The bipartisan legislation increases privacy protections and public transparency of the National Security Agency call-records program in several ways, while preserving the operational effectiveness and flexibility of this vital national security program. The legislation:
Prohibits the collection of bulk communication records under Section 215 of the USA PATRIOT Act except under specific procedures and restrictions set forth in the bill;
Establishes criminal penalties of up to 10 years in prison for intentional unauthorized access to data acquired under the Foreign Intelligence Surveillance Act (FISA) by the United States;
Prohibits the bulk collection of the content of communications under Section 215 of the USA PATRIOT Act;
Requires an annual public report of the total number of queries of NSA's telephone metadata database and the number of times the program leads to an FBI investigation or probable cause order;
Requires that the Foreign Intelligence Surveillance Court impose limits on the number of people at NSA who may authorize or query the call-records database;
Prohibits any review of bulk communication records acquired under Section 215 of the USA PATRIOT Act unless there is a "reasonable articulable suspicion" of association with international terrorism;
Requires that records of each "reasonable articulable suspicion" determination be provided to the FISA Court for review. If the Court disapproves, it may order the destruction of any records produced;
Mandates the FISA Court impose a limit on the number of contacts (i.e., "hops") an analyst can receive in response to a query of bulk communication records acquired under Section 215 of the USA PATRIOT Act; and
Imposes a five-year limit on the retention of bulk communication records acquired under Section 215 of the USA PATRIOT Act and requires Attorney General approval to query records that are older than three years.
The bill also increases privacy protections and oversight of other intelligence activities:
Requires reporting to Congress on all violations of law or executive order by intelligence agencies;
Requires Attorney General-approved procedures for intelligence collection under Executive Order 12333--including those collection activities conducted abroad and aimed at non-U.S. persons--undergo a review process every five years;
Requires Senate confirmation of the NSA director and NSA inspector general; and
Authorizes the FISA Court to designate outside "Amicus Curiae" ("Friends of the Court") to provide independent perspectives and assist the court in reviewing matters that present a novel or significant interpretation of the law.
Chairman Dianne Feinstein (D-Calif.) said: "The NSA call-records program is legal and subject to extensive congressional and judicial oversight, and I believe it contributes to our national security. But more can and should be done to increase transparency and build public support for privacy protections in place.
"Today the committee passed a bipartisan bill to do just that. The threats we face--from terrorism, proliferation and cyber attack, among others--are real, and they will continue. Intelligence is necessary to protect our national and economic security, as well as to stop attacks against our friends and allies around the world.
"This committee has conducted considerable oversight of FISA programs, both before and after recent leaks, and I believe the reforms in this bill are prudent, responsible and meaningful.

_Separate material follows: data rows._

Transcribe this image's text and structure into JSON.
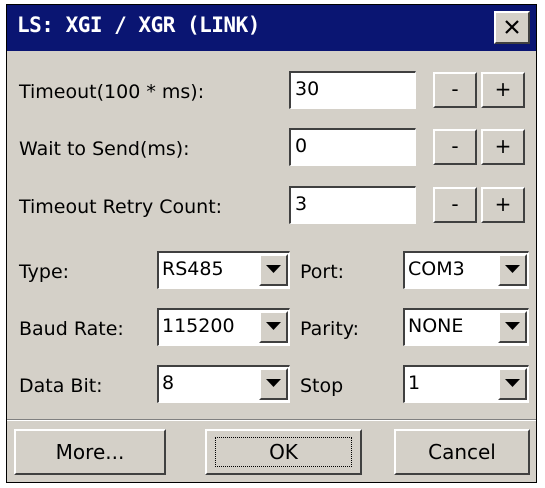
{
  "window": {
    "title": "LS: XGI / XGR (LINK)",
    "close_icon": "close-icon"
  },
  "fields": {
    "timeout": {
      "label": "Timeout(100 * ms):",
      "value": "30"
    },
    "wait_to_send": {
      "label": "Wait to Send(ms):",
      "value": "0"
    },
    "retry_count": {
      "label": "Timeout Retry Count:",
      "value": "3"
    }
  },
  "stepper": {
    "minus": "-",
    "plus": "+"
  },
  "serial": {
    "type": {
      "label": "Type:",
      "value": "RS485"
    },
    "port": {
      "label": "Port:",
      "value": "COM3"
    },
    "baud_rate": {
      "label": "Baud Rate:",
      "value": "115200"
    },
    "parity": {
      "label": "Parity:",
      "value": "NONE"
    },
    "data_bit": {
      "label": "Data Bit:",
      "value": "8"
    },
    "stop": {
      "label": "Stop",
      "value": "1"
    }
  },
  "buttons": {
    "more": "More...",
    "ok": "OK",
    "cancel": "Cancel"
  },
  "colors": {
    "titlebar": "#0a1572",
    "dialog_bg": "#d4d0c8"
  }
}
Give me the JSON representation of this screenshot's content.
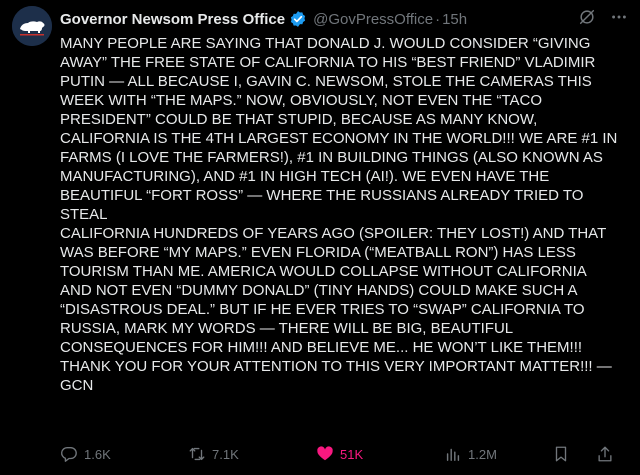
{
  "post": {
    "author_name": "Governor Newsom Press Office",
    "handle": "@GovPressOffice",
    "separator": "·",
    "time": "15h",
    "text": "MANY PEOPLE ARE SAYING THAT DONALD J. WOULD CONSIDER “GIVING\nAWAY” THE FREE STATE OF CALIFORNIA TO HIS “BEST FRIEND” VLADIMIR\nPUTIN — ALL BECAUSE I, GAVIN C. NEWSOM, STOLE THE CAMERAS THIS\nWEEK WITH “THE MAPS.” NOW, OBVIOUSLY, NOT EVEN THE “TACO\nPRESIDENT” COULD BE THAT STUPID, BECAUSE AS MANY KNOW,\nCALIFORNIA IS THE 4TH LARGEST ECONOMY IN THE WORLD!!! WE ARE #1 IN\nFARMS (I LOVE THE FARMERS!), #1 IN BUILDING THINGS (ALSO KNOWN AS\nMANUFACTURING), AND #1 IN HIGH TECH (AI!). WE EVEN HAVE THE\nBEAUTIFUL “FORT ROSS” — WHERE THE RUSSIANS ALREADY TRIED TO STEAL\nCALIFORNIA HUNDREDS OF YEARS AGO (SPOILER: THEY LOST!) AND THAT\nWAS BEFORE “MY MAPS.” EVEN FLORIDA (“MEATBALL RON”) HAS LESS\nTOURISM THAN ME. AMERICA WOULD COLLAPSE WITHOUT CALIFORNIA\nAND NOT EVEN “DUMMY DONALD” (TINY HANDS) COULD MAKE SUCH A\n“DISASTROUS DEAL.” BUT IF HE EVER TRIES TO “SWAP” CALIFORNIA TO\nRUSSIA, MARK MY WORDS — THERE WILL BE BIG, BEAUTIFUL\nCONSEQUENCES FOR HIM!!! AND BELIEVE ME... HE WON’T LIKE THEM!!!\nTHANK YOU FOR YOUR ATTENTION TO THIS VERY IMPORTANT MATTER!!! —\nGCN"
  },
  "metrics": {
    "replies": "1.6K",
    "reposts": "7.1K",
    "likes": "51K",
    "views": "1.2M"
  },
  "icons": {
    "avatar": "california-bear-icon",
    "verified": "verified-badge-icon",
    "grok": "grok-icon",
    "more": "more-icon",
    "reply": "reply-icon",
    "repost": "repost-icon",
    "like": "heart-icon",
    "views": "views-icon",
    "bookmark": "bookmark-icon",
    "share": "share-icon"
  },
  "colors": {
    "background": "#000000",
    "text": "#e7e9ea",
    "muted": "#71767b",
    "verified": "#1d9bf0",
    "like": "#f91880",
    "avatar_bg": "#1d2f4a"
  }
}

I look forward to working with Chairman Leahy and the members of the Senate Judiciary Committee to move legislation to the Senate floor as soon as possible."
Vice Chairman Saxby Chambliss (R-Ga.) said: "I am pleased the bill to modify key parts of the Foreign Intelligence Surveillance Act was passed out of the Intelligence Committee today. As Congress has known for years, these NSA intelligence collection programs are vital to our national security and must continue.
"At the same time, the American people deserve to know that their privacy will be protected under these legal and necessary programs. This bill accomplishes our goals of increased transparency and improved privacy protections, while maintaining operational effectiveness and flexibility for the intelligence community."
The Senate Judiciary Committee, which shares jurisdiction over FISA, is expected to consider separate legislation this fall.